Pitcher (oinochoe)

Greek, South Italian
Early Hellenistic Period
about 330–320 B.C.


Place of Manufacture: Italy, Apulia

Catalogue Raisonné

Vase-Painting in Italy (MFA), no. 062.

Dimensions

25.7 cm (10 1/8 in.)

Accession Number

76.54

Medium or Technique

Ceramic, Red Figure

Not On View

Collections

Europe, The Ancient World

Classifications

Vessels

Principal ornament a female head, profile to left, rising from a lily. Yellow and white used.
A small, mold-made head is at either end of the handle, the upper one white with yellow hair, the lower one black. The tapering neck is tall and slender; the body is ovoid, with a flattened shoulder. The trefoil mouth is tightly constricted and flanked by rotellas. The handle is high, with a double ridge. The echinus foot has two grooves around its lower edge and a sharp molding below the juncture with the body.

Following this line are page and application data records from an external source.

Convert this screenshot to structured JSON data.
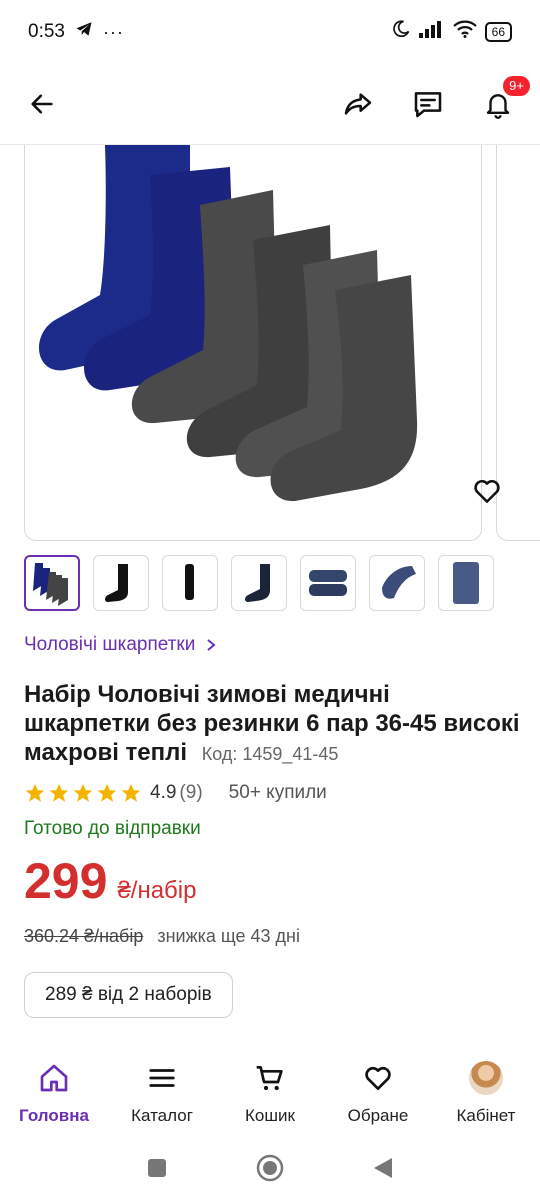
{
  "status_bar": {
    "time": "0:53",
    "battery": "66"
  },
  "header": {
    "notifications_badge": "9+"
  },
  "product": {
    "category_link": "Чоловічі шкарпетки",
    "title": "Набір Чоловічі зимові медичні шкарпетки без резинки 6 пар 36-45 високі махрові теплі",
    "code": "Код: 1459_41-45",
    "rating": "4.9",
    "reviews_count": "(9)",
    "bought": "50+ купили",
    "availability": "Готово до відправки",
    "price": "299",
    "price_unit": "₴/набір",
    "old_price": "360.24 ₴/набір",
    "discount_note": "знижка ще 43 дні",
    "bulk_offer": "289 ₴ від 2 наборів"
  },
  "colors": {
    "accent": "#6a2fb3",
    "price": "#d32f2f",
    "ready": "#1f7a1f",
    "star": "#f5b301",
    "badge": "#f5222d"
  },
  "bottom_nav": {
    "home": "Головна",
    "catalog": "Каталог",
    "cart": "Кошик",
    "favorites": "Обране",
    "cabinet": "Кабінет"
  }
}
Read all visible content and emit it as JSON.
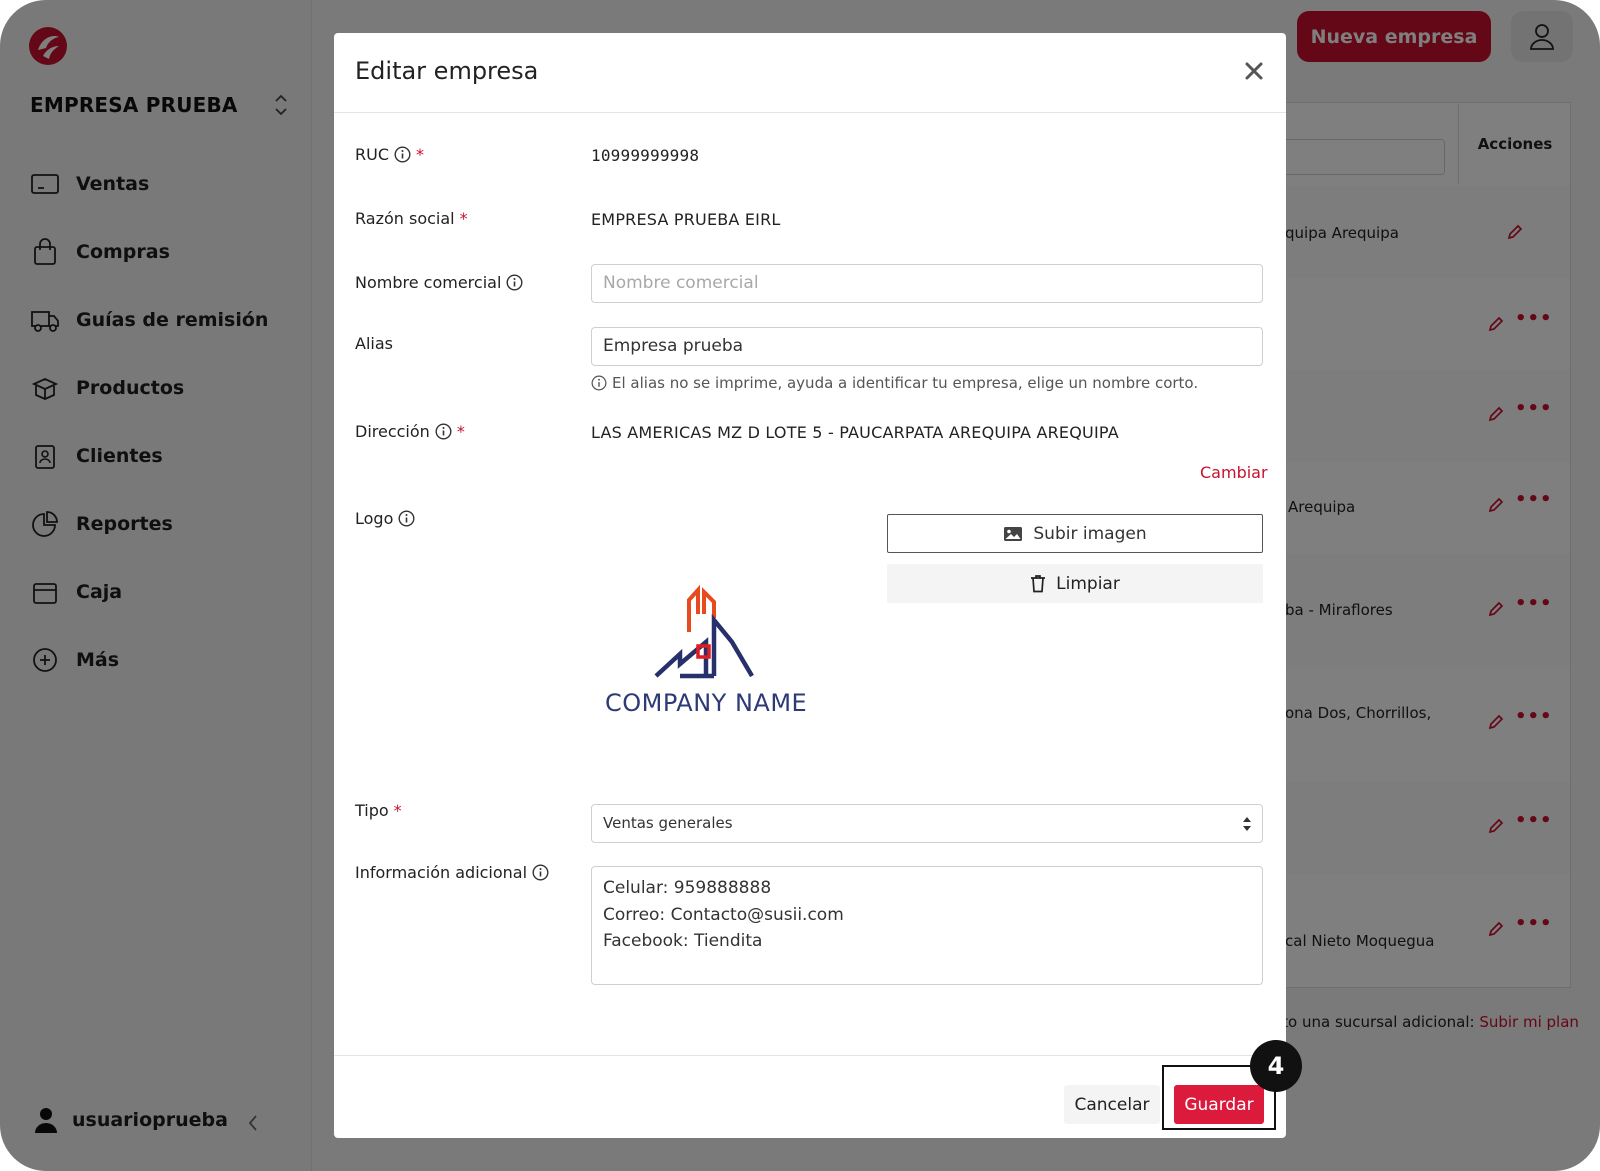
{
  "sidebar": {
    "company_name": "EMPRESA PRUEBA",
    "items": [
      {
        "label": "Ventas",
        "icon": "monitor-icon"
      },
      {
        "label": "Compras",
        "icon": "shopping-bag-icon"
      },
      {
        "label": "Guías de remisión",
        "icon": "truck-icon"
      },
      {
        "label": "Productos",
        "icon": "box-icon"
      },
      {
        "label": "Clientes",
        "icon": "contact-badge-icon"
      },
      {
        "label": "Reportes",
        "icon": "pie-chart-icon"
      },
      {
        "label": "Caja",
        "icon": "cash-box-icon"
      },
      {
        "label": "Más",
        "icon": "plus-circle-icon"
      }
    ],
    "user": "usuarioprueba"
  },
  "header": {
    "new_company_label": "Nueva empresa"
  },
  "table": {
    "actions_header": "Acciones",
    "rows": [
      {
        "text": "quipa Arequipa"
      },
      {
        "text": ""
      },
      {
        "text": ""
      },
      {
        "text": "Arequipa"
      },
      {
        "text": "ba - Miraflores"
      },
      {
        "text": "ona Dos, Chorrillos,"
      },
      {
        "text": ""
      },
      {
        "text": "cal Nieto Moquegua"
      }
    ],
    "upgrade_text": "ito una sucursal adicional: ",
    "upgrade_link": "Subir mi plan"
  },
  "modal": {
    "title": "Editar empresa",
    "ruc_label": "RUC",
    "ruc_value": "10999999998",
    "razon_label": "Razón social",
    "razon_value": "EMPRESA PRUEBA EIRL",
    "nombre_label": "Nombre comercial",
    "nombre_placeholder": "Nombre comercial",
    "alias_label": "Alias",
    "alias_value": "Empresa prueba",
    "alias_help": "El alias no se imprime, ayuda a identificar tu empresa, elige un nombre corto.",
    "direccion_label": "Dirección",
    "direccion_value": "LAS AMERICAS MZ D LOTE 5 - PAUCARPATA AREQUIPA AREQUIPA",
    "cambiar_label": "Cambiar",
    "logo_label": "Logo",
    "logo_caption": "COMPANY NAME",
    "upload_label": "Subir imagen",
    "clear_label": "Limpiar",
    "tipo_label": "Tipo",
    "tipo_value": "Ventas generales",
    "info_label": "Información adicional",
    "info_lines": [
      "Celular: 959888888",
      "Correo: Contacto@susii.com",
      "Facebook: Tiendita"
    ],
    "cancel_label": "Cancelar",
    "save_label": "Guardar",
    "required_mark": "*"
  },
  "annotation": {
    "step": "4"
  },
  "colors": {
    "brand": "#c8102e",
    "save": "#dc1a3c"
  }
}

ITALIAN VASE PAINTING in ITALY, # 62 - (76.54)
Oinochoe (shape 1)
Close to or by the Baltimore Painter
about 330-320 B.C.
On the front of the body is a female head in profile to the left, rising from a large white flower. The woman or goddess wears a necklace, earrings, beaded fillet, and striped sakkos; her eye is damaged. On either side of the head is an elaborate floral design with much added white and yellow.
On the front of the mouth is a band of stamped egg-pattern, painted white. There are rosettes on the rotelles by the mouth. Bands of dotted egg-pattern circle the shoulder and the middle of the neck, with white rays on the lower neck between them. The circling groundline consists of triple maeanders to left alternating with dotted cross-squares. On the back of the body is an elaborate palmette complex, highlighted with yellow dots.
For floral heads of this type, see comments on cat. no. 21. For the Baltimore Painter, see comments on cat. no. 61.

Provenance

By date unknown: Thomas Gold Appleton Collection (according to Robinson, Catalogue, no. 499: purchased by him of Alessandro Castellani. From Canosa); gift of Thomas Gold Appleton to MFA, 1876

Credit Line

Gift of Thomas Gold Appleton